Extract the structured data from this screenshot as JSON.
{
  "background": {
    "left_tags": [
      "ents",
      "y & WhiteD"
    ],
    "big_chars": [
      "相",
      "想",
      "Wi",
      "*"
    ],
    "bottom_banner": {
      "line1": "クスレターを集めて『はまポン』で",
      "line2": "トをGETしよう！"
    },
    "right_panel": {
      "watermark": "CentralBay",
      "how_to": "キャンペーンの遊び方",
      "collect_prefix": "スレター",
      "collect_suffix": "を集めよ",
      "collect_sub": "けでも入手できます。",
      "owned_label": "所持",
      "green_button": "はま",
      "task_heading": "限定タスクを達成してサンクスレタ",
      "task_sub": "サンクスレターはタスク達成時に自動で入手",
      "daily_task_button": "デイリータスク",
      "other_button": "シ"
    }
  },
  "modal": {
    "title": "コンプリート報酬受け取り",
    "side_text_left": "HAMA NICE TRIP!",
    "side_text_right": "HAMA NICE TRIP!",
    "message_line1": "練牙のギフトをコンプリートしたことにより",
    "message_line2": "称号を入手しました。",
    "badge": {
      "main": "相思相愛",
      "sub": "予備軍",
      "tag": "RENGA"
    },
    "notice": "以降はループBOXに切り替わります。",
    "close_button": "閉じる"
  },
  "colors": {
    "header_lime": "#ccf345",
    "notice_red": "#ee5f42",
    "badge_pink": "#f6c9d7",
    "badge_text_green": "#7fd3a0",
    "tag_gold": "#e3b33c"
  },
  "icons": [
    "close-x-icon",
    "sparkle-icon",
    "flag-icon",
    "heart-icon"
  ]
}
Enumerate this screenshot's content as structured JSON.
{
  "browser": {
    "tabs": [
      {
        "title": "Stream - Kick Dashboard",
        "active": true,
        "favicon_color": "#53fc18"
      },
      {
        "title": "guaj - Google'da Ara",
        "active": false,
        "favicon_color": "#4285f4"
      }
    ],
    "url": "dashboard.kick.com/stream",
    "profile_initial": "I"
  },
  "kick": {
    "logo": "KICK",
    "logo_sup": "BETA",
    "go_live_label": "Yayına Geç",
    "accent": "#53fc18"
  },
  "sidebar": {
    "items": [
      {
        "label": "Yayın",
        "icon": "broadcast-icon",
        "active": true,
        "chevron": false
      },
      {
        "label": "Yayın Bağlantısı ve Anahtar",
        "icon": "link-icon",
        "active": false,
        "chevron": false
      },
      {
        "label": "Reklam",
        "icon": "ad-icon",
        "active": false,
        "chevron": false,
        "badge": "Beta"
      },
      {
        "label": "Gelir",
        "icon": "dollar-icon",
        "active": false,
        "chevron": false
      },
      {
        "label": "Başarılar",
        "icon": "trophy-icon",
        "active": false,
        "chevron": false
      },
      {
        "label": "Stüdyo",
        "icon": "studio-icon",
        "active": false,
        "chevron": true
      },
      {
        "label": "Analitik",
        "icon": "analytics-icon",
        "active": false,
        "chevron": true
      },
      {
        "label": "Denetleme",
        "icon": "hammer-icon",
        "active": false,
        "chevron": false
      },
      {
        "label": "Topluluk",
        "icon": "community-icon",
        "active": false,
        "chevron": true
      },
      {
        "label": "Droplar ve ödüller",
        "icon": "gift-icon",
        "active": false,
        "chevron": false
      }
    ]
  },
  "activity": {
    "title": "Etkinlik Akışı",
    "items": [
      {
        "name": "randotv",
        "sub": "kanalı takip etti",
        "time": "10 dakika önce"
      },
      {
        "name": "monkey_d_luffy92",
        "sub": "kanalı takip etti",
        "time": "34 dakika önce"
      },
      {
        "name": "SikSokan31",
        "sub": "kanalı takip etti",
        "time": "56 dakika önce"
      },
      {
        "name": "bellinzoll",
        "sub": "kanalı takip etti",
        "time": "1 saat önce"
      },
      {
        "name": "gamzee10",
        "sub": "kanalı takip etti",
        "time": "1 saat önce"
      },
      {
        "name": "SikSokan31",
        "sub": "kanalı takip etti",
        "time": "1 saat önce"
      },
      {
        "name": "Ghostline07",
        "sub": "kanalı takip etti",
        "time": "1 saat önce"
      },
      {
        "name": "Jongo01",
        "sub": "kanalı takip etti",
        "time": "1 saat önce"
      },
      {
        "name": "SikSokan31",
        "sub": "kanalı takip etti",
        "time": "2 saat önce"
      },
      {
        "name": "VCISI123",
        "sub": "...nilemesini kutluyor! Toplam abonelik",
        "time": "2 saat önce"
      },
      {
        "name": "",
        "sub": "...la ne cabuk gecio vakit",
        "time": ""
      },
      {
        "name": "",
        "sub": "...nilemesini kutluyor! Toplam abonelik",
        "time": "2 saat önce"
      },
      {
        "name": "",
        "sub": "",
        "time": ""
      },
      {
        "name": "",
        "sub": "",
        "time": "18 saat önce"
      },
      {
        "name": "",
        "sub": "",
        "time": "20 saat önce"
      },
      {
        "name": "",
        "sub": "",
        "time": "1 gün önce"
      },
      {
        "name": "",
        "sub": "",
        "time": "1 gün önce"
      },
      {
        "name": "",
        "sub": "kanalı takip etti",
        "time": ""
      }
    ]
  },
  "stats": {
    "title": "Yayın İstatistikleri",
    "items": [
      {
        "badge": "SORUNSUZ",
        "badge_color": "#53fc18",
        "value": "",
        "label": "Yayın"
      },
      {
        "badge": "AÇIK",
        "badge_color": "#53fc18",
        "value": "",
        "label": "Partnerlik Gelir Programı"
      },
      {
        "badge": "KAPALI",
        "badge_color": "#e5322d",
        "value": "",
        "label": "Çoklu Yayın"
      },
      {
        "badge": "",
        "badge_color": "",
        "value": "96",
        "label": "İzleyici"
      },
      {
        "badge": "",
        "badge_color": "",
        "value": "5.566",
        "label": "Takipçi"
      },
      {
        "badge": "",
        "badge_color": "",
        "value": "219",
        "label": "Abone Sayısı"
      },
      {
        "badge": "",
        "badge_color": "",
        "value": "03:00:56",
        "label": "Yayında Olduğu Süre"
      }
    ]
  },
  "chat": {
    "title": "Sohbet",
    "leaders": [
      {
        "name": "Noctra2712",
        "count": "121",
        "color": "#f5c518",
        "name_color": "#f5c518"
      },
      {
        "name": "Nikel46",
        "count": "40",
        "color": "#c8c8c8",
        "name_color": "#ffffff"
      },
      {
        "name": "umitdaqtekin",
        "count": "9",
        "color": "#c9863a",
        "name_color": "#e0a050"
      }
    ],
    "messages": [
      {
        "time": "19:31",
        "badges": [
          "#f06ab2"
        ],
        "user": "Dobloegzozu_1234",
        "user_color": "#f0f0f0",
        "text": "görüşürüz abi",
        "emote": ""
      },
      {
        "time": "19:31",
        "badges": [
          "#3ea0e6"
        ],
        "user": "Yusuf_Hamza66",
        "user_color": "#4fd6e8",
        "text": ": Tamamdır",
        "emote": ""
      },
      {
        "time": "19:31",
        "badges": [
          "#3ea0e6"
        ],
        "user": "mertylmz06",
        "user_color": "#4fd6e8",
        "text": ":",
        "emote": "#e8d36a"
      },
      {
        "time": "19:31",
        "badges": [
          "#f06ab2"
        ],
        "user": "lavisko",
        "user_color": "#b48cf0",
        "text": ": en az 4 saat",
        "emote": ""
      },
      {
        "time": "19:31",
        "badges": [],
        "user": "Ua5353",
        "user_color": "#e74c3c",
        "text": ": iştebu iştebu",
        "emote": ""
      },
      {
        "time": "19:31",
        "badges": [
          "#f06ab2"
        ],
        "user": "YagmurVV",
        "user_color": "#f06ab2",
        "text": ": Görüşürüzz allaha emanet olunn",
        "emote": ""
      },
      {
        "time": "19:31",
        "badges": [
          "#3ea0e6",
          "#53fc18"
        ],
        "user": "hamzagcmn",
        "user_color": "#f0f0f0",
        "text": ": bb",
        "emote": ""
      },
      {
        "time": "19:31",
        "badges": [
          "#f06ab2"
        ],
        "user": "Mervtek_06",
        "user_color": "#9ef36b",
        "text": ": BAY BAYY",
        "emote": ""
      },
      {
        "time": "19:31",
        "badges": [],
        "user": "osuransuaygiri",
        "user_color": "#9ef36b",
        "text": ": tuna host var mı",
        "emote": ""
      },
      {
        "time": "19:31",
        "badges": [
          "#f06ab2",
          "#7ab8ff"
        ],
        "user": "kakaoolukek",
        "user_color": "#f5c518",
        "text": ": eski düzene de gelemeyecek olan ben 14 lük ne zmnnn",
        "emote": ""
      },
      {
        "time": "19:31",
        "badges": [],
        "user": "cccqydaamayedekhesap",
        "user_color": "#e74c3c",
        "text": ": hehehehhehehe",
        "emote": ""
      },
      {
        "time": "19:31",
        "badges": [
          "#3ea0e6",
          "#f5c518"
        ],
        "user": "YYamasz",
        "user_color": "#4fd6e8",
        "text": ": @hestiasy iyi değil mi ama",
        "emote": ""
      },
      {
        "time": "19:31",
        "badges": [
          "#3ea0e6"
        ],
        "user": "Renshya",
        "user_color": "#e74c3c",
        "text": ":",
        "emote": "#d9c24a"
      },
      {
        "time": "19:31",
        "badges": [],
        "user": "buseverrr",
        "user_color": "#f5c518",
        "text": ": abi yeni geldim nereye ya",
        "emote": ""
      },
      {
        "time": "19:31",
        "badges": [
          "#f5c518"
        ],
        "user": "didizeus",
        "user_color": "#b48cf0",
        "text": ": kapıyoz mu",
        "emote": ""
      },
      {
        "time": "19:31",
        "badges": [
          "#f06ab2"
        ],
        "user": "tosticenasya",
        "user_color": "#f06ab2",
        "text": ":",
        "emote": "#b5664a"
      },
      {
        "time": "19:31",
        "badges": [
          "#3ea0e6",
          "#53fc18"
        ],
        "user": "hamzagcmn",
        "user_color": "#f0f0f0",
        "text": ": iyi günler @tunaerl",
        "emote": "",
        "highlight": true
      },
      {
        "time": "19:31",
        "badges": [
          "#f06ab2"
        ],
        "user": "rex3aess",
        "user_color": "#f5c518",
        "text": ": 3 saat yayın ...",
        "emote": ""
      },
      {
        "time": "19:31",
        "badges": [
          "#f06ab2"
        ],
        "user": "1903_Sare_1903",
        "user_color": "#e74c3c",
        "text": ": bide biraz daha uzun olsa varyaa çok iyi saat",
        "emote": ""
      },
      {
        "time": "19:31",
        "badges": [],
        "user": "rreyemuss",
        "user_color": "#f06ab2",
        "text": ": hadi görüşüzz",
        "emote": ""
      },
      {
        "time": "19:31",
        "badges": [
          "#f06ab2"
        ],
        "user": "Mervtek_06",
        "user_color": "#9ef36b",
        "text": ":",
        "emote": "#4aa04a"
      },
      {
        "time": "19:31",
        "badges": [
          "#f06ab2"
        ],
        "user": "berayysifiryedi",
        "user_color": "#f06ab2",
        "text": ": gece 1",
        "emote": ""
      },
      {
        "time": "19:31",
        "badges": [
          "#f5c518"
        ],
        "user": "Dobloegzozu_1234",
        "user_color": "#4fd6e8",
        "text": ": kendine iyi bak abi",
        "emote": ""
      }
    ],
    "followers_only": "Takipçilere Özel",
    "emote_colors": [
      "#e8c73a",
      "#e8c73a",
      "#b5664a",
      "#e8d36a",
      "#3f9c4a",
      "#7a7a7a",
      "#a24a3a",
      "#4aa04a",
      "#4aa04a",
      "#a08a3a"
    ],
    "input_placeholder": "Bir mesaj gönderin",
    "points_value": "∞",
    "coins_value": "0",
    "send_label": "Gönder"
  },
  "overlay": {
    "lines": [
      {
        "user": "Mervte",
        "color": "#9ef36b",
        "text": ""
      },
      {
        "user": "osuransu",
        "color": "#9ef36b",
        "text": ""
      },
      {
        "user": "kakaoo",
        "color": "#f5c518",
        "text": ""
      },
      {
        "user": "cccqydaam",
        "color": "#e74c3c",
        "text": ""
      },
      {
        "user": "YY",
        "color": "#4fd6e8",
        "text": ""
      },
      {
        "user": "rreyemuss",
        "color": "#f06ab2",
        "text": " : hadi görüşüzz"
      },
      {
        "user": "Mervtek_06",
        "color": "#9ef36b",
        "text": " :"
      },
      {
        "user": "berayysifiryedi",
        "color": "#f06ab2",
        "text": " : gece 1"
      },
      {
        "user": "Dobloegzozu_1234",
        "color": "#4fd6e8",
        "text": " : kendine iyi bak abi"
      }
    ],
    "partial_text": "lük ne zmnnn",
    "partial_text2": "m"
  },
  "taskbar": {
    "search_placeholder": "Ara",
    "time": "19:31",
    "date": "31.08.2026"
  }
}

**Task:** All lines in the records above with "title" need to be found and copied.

**Result of the exercise:**
    "title": "コンプリート報酬受け取り",
        "title": "Stream - Kick Dashboard",
        "title": "guaj - Google'da Ara",
    "title": "Etkinlik Akışı",
    "title": "Yayın İstatistikleri",
    "title": "Sohbet",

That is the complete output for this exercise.